NORFOLK, Va., Nov. 23, 2015 —
Navy Petty Officer 3rd Class Tyler Swain, a fire controlman aboard the guided missile destroyer USS Bulkeley, and his family were driving away from a Wells Fargo bank here when they heard police sirens, Nov. 15.
As the family watched, a car moving at approximately 100 mph collided with a truck during a chase involving two police cruisers. The truck flipped into the air and landed on its side, atop a nearby SUV.
“As soon as I saw it happen, I just got out of my truck. It was instinct,” Swain said.
Swain’s family pulled over and he and his mother, Frances Swain, ran to the flipped truck. They looked in a window to check the condition of the driver.
Frances opened the door, which was facing up. Tyler climbed on top of the vehicle, pulled the man out from the truck, and led the man to safety.
“The Navy has always taught us to help others. It doesn’t matter if it’s Navy or a civilian; the military teaches you to help people in need,” he said.
After the man was settled on the side of the road waiting for police assistance, he thanked the Swains.
“He came over and shook my hand, thanked me, asked me my name and wanted to tell me he appreciated everything I did,” Swain said.
The rescue took place the day before Swain began a 7-month deployment to the U.S. 5th and 6th Fleet areas of responsibility as part of the Harry S. Truman Carrier Strike Group.
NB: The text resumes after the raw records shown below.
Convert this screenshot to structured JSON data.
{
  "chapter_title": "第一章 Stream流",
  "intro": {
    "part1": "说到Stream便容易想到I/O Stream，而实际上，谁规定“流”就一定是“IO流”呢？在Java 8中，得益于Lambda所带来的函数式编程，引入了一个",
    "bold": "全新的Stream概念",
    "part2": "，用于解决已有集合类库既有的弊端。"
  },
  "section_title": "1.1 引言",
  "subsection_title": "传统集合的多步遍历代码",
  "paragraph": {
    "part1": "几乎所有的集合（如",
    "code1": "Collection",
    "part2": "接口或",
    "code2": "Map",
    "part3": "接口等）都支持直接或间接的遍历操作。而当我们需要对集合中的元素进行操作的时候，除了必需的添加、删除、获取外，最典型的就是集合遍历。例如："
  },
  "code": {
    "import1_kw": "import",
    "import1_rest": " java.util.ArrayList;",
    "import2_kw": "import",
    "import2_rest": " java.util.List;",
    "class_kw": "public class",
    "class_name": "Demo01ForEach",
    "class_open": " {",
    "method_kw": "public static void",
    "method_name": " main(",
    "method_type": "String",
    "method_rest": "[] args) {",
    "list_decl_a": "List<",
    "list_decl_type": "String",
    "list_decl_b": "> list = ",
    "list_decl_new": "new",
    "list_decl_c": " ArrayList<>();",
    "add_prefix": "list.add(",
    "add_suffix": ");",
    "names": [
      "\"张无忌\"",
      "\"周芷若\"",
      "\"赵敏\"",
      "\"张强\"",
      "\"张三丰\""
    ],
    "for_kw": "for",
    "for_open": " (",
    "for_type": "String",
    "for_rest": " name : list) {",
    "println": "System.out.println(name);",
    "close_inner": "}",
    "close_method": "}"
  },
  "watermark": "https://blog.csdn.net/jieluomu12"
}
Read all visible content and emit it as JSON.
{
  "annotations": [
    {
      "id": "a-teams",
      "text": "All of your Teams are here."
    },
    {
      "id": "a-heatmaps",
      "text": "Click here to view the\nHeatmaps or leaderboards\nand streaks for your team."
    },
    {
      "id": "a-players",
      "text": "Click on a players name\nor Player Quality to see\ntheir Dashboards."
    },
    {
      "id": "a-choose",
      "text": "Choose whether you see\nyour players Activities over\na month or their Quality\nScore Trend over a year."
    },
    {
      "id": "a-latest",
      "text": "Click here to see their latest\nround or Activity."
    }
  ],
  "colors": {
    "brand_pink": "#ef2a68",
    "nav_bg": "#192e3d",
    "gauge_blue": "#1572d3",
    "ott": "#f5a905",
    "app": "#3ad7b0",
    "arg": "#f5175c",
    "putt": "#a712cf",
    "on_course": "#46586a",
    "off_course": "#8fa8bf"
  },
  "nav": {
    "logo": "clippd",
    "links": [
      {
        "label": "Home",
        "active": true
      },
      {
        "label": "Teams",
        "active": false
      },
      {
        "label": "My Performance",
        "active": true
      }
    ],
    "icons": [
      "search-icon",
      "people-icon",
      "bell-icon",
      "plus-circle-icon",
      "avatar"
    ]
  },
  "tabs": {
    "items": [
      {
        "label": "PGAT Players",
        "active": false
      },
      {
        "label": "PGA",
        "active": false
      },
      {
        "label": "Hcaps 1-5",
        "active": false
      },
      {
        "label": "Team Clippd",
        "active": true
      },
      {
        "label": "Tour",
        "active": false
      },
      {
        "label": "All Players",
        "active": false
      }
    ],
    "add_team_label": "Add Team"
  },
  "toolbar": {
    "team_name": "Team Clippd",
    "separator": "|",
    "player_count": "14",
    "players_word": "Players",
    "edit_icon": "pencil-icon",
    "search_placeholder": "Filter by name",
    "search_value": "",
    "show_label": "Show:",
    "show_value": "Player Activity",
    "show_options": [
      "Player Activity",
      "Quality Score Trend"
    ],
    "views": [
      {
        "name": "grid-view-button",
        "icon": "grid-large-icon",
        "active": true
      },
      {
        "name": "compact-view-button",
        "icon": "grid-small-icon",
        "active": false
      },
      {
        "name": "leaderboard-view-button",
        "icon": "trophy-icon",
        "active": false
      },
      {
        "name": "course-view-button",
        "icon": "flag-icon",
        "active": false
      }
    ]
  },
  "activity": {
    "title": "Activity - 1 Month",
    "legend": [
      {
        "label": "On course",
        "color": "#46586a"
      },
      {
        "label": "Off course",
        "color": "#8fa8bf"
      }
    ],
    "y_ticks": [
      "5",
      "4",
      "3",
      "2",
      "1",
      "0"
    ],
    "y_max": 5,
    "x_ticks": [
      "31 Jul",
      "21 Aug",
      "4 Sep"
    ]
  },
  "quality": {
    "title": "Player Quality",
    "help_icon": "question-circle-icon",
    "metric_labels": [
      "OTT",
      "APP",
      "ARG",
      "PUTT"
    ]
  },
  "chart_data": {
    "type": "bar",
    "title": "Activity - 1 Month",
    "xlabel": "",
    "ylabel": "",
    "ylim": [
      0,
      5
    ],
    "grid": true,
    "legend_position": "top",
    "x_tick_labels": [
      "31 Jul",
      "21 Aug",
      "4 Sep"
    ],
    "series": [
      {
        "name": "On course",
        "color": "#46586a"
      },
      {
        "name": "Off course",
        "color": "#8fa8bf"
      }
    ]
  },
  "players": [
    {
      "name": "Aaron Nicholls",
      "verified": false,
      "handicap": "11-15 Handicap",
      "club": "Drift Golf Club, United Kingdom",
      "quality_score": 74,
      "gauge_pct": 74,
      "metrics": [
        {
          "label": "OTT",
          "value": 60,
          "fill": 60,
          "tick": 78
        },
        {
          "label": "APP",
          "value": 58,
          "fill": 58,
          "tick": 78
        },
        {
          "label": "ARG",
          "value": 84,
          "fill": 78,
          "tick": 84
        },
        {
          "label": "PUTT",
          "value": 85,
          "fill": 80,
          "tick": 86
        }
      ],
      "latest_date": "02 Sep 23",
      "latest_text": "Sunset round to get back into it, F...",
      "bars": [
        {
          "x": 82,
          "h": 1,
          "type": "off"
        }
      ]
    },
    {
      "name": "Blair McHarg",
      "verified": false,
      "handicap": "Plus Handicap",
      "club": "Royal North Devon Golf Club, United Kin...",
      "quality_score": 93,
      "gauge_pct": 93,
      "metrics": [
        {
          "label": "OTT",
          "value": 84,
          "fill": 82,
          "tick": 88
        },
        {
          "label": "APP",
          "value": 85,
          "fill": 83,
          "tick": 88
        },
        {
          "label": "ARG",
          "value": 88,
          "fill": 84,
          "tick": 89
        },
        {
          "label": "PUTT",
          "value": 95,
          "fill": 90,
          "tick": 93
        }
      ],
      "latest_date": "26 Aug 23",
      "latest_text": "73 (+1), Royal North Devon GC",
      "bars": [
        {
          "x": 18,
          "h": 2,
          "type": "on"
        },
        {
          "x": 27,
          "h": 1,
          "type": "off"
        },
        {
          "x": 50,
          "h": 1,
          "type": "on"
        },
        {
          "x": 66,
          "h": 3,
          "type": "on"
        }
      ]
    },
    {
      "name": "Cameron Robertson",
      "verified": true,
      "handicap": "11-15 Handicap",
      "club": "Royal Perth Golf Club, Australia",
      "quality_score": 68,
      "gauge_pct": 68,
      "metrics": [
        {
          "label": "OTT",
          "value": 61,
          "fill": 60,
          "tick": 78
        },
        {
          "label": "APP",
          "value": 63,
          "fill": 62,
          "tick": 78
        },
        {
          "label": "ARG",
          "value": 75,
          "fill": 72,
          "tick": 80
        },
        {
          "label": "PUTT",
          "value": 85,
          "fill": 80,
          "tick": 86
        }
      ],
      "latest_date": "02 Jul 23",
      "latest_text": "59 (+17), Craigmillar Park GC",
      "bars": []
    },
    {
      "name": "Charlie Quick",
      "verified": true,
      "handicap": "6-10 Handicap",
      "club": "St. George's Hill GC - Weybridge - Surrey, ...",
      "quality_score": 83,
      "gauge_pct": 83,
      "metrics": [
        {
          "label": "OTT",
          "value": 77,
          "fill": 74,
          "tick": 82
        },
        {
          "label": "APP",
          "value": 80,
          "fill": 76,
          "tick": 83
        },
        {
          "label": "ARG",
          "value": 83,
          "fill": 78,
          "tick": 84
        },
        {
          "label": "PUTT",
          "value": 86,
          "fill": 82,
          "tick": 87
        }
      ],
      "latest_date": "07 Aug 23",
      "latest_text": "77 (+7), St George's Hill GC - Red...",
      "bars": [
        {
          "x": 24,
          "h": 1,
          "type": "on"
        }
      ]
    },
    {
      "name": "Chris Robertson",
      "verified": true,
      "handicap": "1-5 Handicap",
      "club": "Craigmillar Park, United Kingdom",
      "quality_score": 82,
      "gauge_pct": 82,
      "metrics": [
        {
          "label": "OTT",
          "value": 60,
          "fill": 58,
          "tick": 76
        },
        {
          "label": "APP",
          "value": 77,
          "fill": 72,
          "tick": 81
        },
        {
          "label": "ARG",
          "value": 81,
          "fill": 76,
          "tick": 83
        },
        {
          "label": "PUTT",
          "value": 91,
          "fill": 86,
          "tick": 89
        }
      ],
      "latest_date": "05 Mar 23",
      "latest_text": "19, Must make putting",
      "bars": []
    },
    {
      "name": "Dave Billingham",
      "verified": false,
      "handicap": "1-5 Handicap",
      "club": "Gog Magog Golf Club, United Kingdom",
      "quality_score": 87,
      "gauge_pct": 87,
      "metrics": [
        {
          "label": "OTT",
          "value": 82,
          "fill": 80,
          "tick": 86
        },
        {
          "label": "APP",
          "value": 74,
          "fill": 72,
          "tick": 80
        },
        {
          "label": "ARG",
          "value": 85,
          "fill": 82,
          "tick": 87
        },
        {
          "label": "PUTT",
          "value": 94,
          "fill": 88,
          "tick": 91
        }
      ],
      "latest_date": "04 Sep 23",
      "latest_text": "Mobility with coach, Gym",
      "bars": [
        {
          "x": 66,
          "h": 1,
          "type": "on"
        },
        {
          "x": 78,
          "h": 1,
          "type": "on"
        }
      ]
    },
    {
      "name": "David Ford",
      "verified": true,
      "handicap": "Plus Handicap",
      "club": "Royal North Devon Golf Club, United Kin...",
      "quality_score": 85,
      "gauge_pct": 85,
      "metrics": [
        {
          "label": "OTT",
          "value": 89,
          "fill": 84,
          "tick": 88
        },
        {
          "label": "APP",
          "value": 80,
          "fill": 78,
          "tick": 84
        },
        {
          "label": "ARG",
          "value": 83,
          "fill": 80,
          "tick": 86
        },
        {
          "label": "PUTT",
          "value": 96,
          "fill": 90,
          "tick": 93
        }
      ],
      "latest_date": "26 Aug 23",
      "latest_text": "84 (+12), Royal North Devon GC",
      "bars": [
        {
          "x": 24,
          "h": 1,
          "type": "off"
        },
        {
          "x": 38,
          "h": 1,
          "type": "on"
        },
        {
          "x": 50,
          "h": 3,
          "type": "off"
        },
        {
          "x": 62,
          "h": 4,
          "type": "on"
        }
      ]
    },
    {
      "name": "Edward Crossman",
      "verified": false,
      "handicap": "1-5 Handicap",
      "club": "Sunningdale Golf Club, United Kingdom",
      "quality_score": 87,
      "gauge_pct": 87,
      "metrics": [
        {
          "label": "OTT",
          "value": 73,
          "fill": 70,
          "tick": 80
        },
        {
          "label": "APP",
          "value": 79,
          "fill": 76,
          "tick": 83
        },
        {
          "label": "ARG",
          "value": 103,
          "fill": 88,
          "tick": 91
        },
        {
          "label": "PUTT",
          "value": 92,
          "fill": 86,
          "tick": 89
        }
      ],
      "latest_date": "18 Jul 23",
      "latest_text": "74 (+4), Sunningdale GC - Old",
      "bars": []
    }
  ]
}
“I thought it was pretty cool,” said Navy Petty Officer 2nd Class Matthew McMeans, a fire controlman who works with Swain in the Bulkeley’s aft Close-In Weapons System. “He told me the story, and I thought, ‘Heck of a last day in port.’”
McMeans said Swain’s story was spreading around the ship, but that Swain was humble about the experience -- a normal guy placed in an extraordinary situation.